• **What this task involves**:
Restate the full listing word for word; images stay out of it.

• **Data supplied**:
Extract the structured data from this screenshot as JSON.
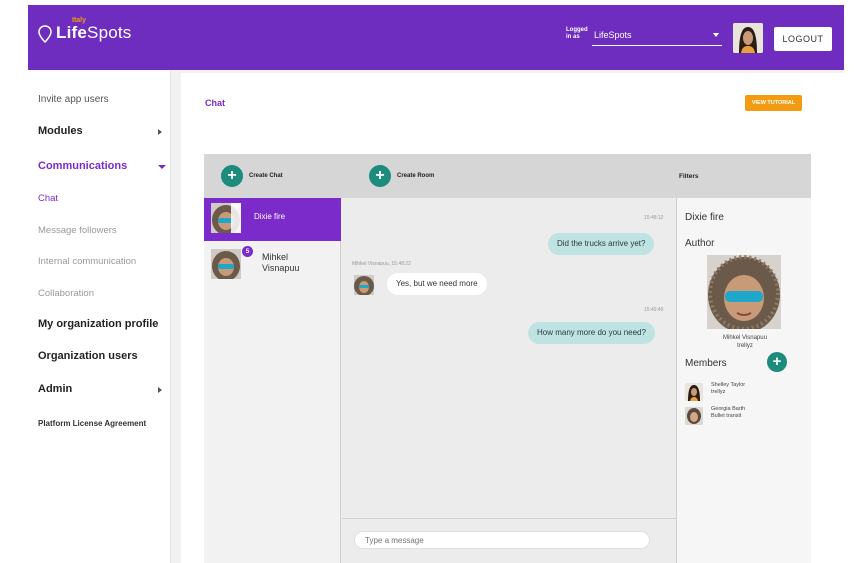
{
  "header": {
    "logo_small": "Italy",
    "logo_part1": "Life",
    "logo_part2": "Spots",
    "logged_in_line1": "Logged",
    "logged_in_line2": "in as",
    "account": "LifeSpots",
    "logout_label": "LOGOUT"
  },
  "sidebar": {
    "items": [
      {
        "label": "Invite app users"
      },
      {
        "label": "Modules"
      },
      {
        "label": "Communications"
      },
      {
        "label": "Chat"
      },
      {
        "label": "Message followers"
      },
      {
        "label": "Internal communication"
      },
      {
        "label": "Collaboration"
      },
      {
        "label": "My organization profile"
      },
      {
        "label": "Organization users"
      },
      {
        "label": "Admin"
      },
      {
        "label": "Platform License Agreement"
      }
    ]
  },
  "page": {
    "title": "Chat",
    "tutorial_label": "VIEW TUTORIAL"
  },
  "toolbar": {
    "create_chat": "Create Chat",
    "create_room": "Create Room",
    "filters": "Filters",
    "plus": "+"
  },
  "conversations": [
    {
      "name": "Dixie fire",
      "active": true
    },
    {
      "name": "Mihkel Visnapuu",
      "badge": "5"
    }
  ],
  "messages": {
    "ts1": "15:48:12",
    "m1": "Did the trucks arrive yet?",
    "sender2": "Mihkel Visnapuu, 15:48:22",
    "m2": "Yes, but we need more",
    "ts3": "15:49:40",
    "m3": "How many more do you need?"
  },
  "compose": {
    "placeholder": "Type a message"
  },
  "details": {
    "room_name": "Dixie fire",
    "author_label": "Author",
    "author_name": "Mihkel Visnapuu",
    "author_org": "trellyz",
    "members_label": "Members",
    "members": [
      {
        "name": "Shelley Taylor",
        "org": "trellyz"
      },
      {
        "name": "Georgia Barth",
        "org": "Bullet transit"
      }
    ]
  },
  "colors": {
    "brand_purple": "#6e2dbf",
    "accent_teal": "#1d8c7c",
    "tutorial_orange": "#f39c12",
    "bubble_out": "#bfe3e3"
  }
}
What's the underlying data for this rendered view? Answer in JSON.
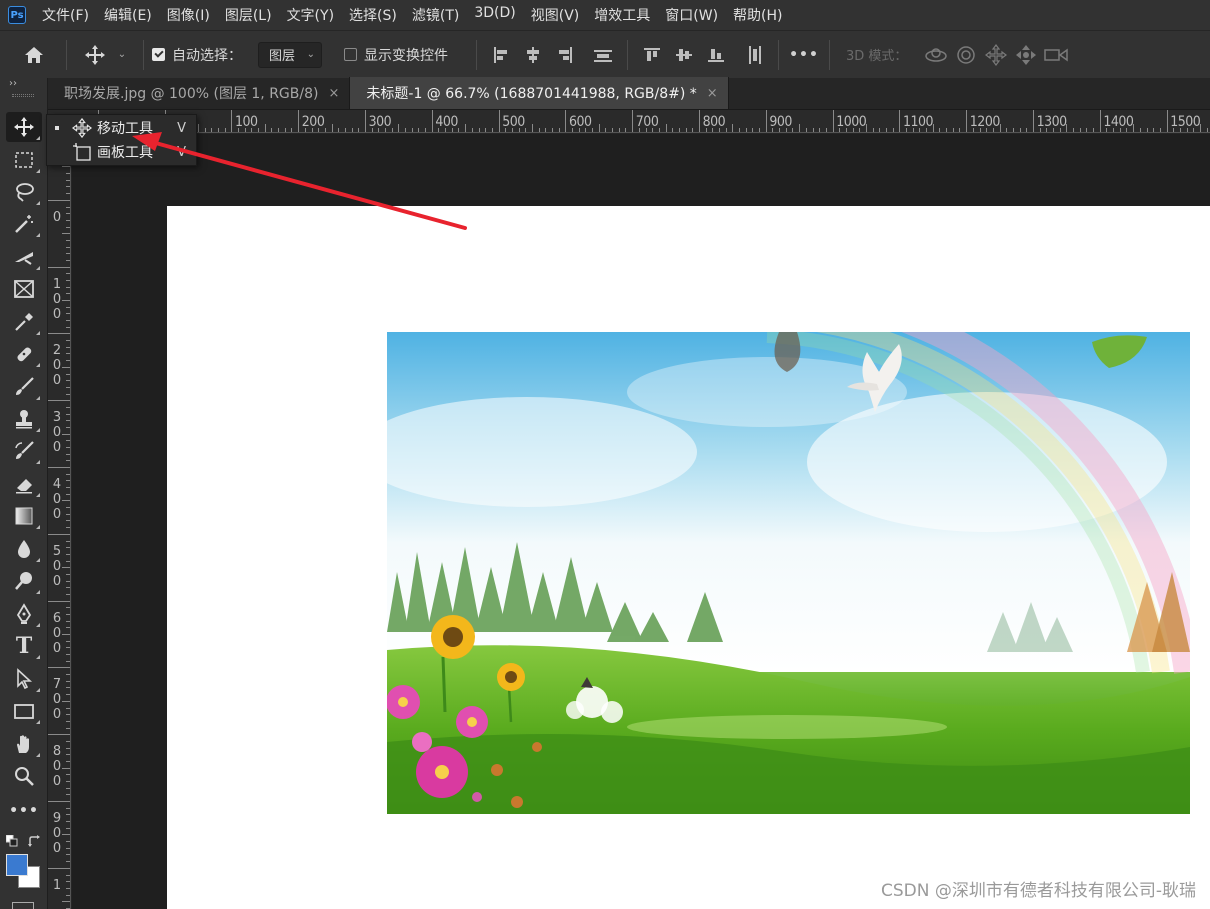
{
  "app": {
    "logo": "Ps"
  },
  "menu": [
    {
      "id": "file",
      "label": "文件(F)"
    },
    {
      "id": "edit",
      "label": "编辑(E)"
    },
    {
      "id": "image",
      "label": "图像(I)"
    },
    {
      "id": "layer",
      "label": "图层(L)"
    },
    {
      "id": "type",
      "label": "文字(Y)"
    },
    {
      "id": "select",
      "label": "选择(S)"
    },
    {
      "id": "filter",
      "label": "滤镜(T)"
    },
    {
      "id": "3d",
      "label": "3D(D)"
    },
    {
      "id": "view",
      "label": "视图(V)"
    },
    {
      "id": "plugins",
      "label": "增效工具"
    },
    {
      "id": "window",
      "label": "窗口(W)"
    },
    {
      "id": "help",
      "label": "帮助(H)"
    }
  ],
  "options_bar": {
    "auto_select_label": "自动选择：",
    "auto_select_checked": true,
    "auto_select_target": "图层",
    "show_transform_label": "显示变换控件",
    "show_transform_checked": false,
    "more_label": "•••",
    "three_d_mode_label": "3D 模式："
  },
  "tabs": [
    {
      "label": "职场发展.jpg @ 100% (图层 1, RGB/8)",
      "close": "×",
      "active": false
    },
    {
      "label": "未标题-1 @ 66.7% (1688701441988, RGB/8#) *",
      "close": "×",
      "active": true
    }
  ],
  "ruler_top": [
    "100",
    "200",
    "300",
    "400",
    "500",
    "600",
    "700",
    "800",
    "900",
    "1000",
    "1100",
    "1200",
    "1300",
    "1400",
    "1500"
  ],
  "ruler_left": [
    "0",
    "0",
    "100",
    "200",
    "300",
    "400",
    "500",
    "600",
    "700",
    "800",
    "900",
    "1"
  ],
  "flyout": [
    {
      "label": "移动工具",
      "shortcut": "V",
      "selected": true,
      "icon": "move-icon"
    },
    {
      "label": "画板工具",
      "shortcut": "V",
      "selected": false,
      "icon": "artboard-icon"
    }
  ],
  "toolbar": {
    "collapse": "››",
    "type_tool_glyph": "T",
    "more_tools": "•••"
  },
  "colors": {
    "foreground": "#3a7ad0",
    "background": "#ffffff",
    "annotation_arrow": "#e8232e"
  },
  "watermark": "CSDN @深圳市有德者科技有限公司-耿瑞"
}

• **Exercise response**:
Extract the structured data from this screenshot as JSON.
{
  "header": {
    "logo_small": "Italy",
    "logo_part1": "Life",
    "logo_part2": "Spots",
    "logged_in_line1": "Logged",
    "logged_in_line2": "in as",
    "account": "LifeSpots",
    "logout_label": "LOGOUT"
  },
  "sidebar": {
    "items": [
      {
        "label": "Invite app users"
      },
      {
        "label": "Modules"
      },
      {
        "label": "Communications"
      },
      {
        "label": "Chat"
      },
      {
        "label": "Message followers"
      },
      {
        "label": "Internal communication"
      },
      {
        "label": "Collaboration"
      },
      {
        "label": "My organization profile"
      },
      {
        "label": "Organization users"
      },
      {
        "label": "Admin"
      },
      {
        "label": "Platform License Agreement"
      }
    ]
  },
  "page": {
    "title": "Chat",
    "tutorial_label": "VIEW TUTORIAL"
  },
  "toolbar": {
    "create_chat": "Create Chat",
    "create_room": "Create Room",
    "filters": "Filters",
    "plus": "+"
  },
  "conversations": [
    {
      "name": "Dixie fire",
      "active": true
    },
    {
      "name": "Mihkel Visnapuu",
      "badge": "5"
    }
  ],
  "messages": {
    "ts1": "15:48:12",
    "m1": "Did the trucks arrive yet?",
    "sender2": "Mihkel Visnapuu, 15:48:22",
    "m2": "Yes, but we need more",
    "ts3": "15:49:40",
    "m3": "How many more do you need?"
  },
  "compose": {
    "placeholder": "Type a message"
  },
  "details": {
    "room_name": "Dixie fire",
    "author_label": "Author",
    "author_name": "Mihkel Visnapuu",
    "author_org": "trellyz",
    "members_label": "Members",
    "members": [
      {
        "name": "Shelley Taylor",
        "org": "trellyz"
      },
      {
        "name": "Georgia Barth",
        "org": "Bullet transit"
      }
    ]
  },
  "colors": {
    "brand_purple": "#6e2dbf",
    "accent_teal": "#1d8c7c",
    "tutorial_orange": "#f39c12",
    "bubble_out": "#bfe3e3"
  }
}
What's the underlying data for this rendered view? Answer in JSON.
{
  "app": {
    "logo": "Ps"
  },
  "menu": [
    {
      "id": "file",
      "label": "文件(F)"
    },
    {
      "id": "edit",
      "label": "编辑(E)"
    },
    {
      "id": "image",
      "label": "图像(I)"
    },
    {
      "id": "layer",
      "label": "图层(L)"
    },
    {
      "id": "type",
      "label": "文字(Y)"
    },
    {
      "id": "select",
      "label": "选择(S)"
    },
    {
      "id": "filter",
      "label": "滤镜(T)"
    },
    {
      "id": "3d",
      "label": "3D(D)"
    },
    {
      "id": "view",
      "label": "视图(V)"
    },
    {
      "id": "plugins",
      "label": "增效工具"
    },
    {
      "id": "window",
      "label": "窗口(W)"
    },
    {
      "id": "help",
      "label": "帮助(H)"
    }
  ],
  "options_bar": {
    "auto_select_label": "自动选择：",
    "auto_select_checked": true,
    "auto_select_target": "图层",
    "show_transform_label": "显示变换控件",
    "show_transform_checked": false,
    "more_label": "•••",
    "three_d_mode_label": "3D 模式："
  },
  "tabs": [
    {
      "label": "职场发展.jpg @ 100% (图层 1, RGB/8)",
      "close": "×",
      "active": false
    },
    {
      "label": "未标题-1 @ 66.7% (1688701441988, RGB/8#) *",
      "close": "×",
      "active": true
    }
  ],
  "ruler_top": [
    "100",
    "200",
    "300",
    "400",
    "500",
    "600",
    "700",
    "800",
    "900",
    "1000",
    "1100",
    "1200",
    "1300",
    "1400",
    "1500"
  ],
  "ruler_left": [
    "0",
    "0",
    "100",
    "200",
    "300",
    "400",
    "500",
    "600",
    "700",
    "800",
    "900",
    "1"
  ],
  "flyout": [
    {
      "label": "移动工具",
      "shortcut": "V",
      "selected": true,
      "icon": "move-icon"
    },
    {
      "label": "画板工具",
      "shortcut": "V",
      "selected": false,
      "icon": "artboard-icon"
    }
  ],
  "toolbar": {
    "collapse": "››",
    "type_tool_glyph": "T",
    "more_tools": "•••"
  },
  "colors": {
    "foreground": "#3a7ad0",
    "background": "#ffffff",
    "annotation_arrow": "#e8232e"
  },
  "watermark": "CSDN @深圳市有德者科技有限公司-耿瑞"
}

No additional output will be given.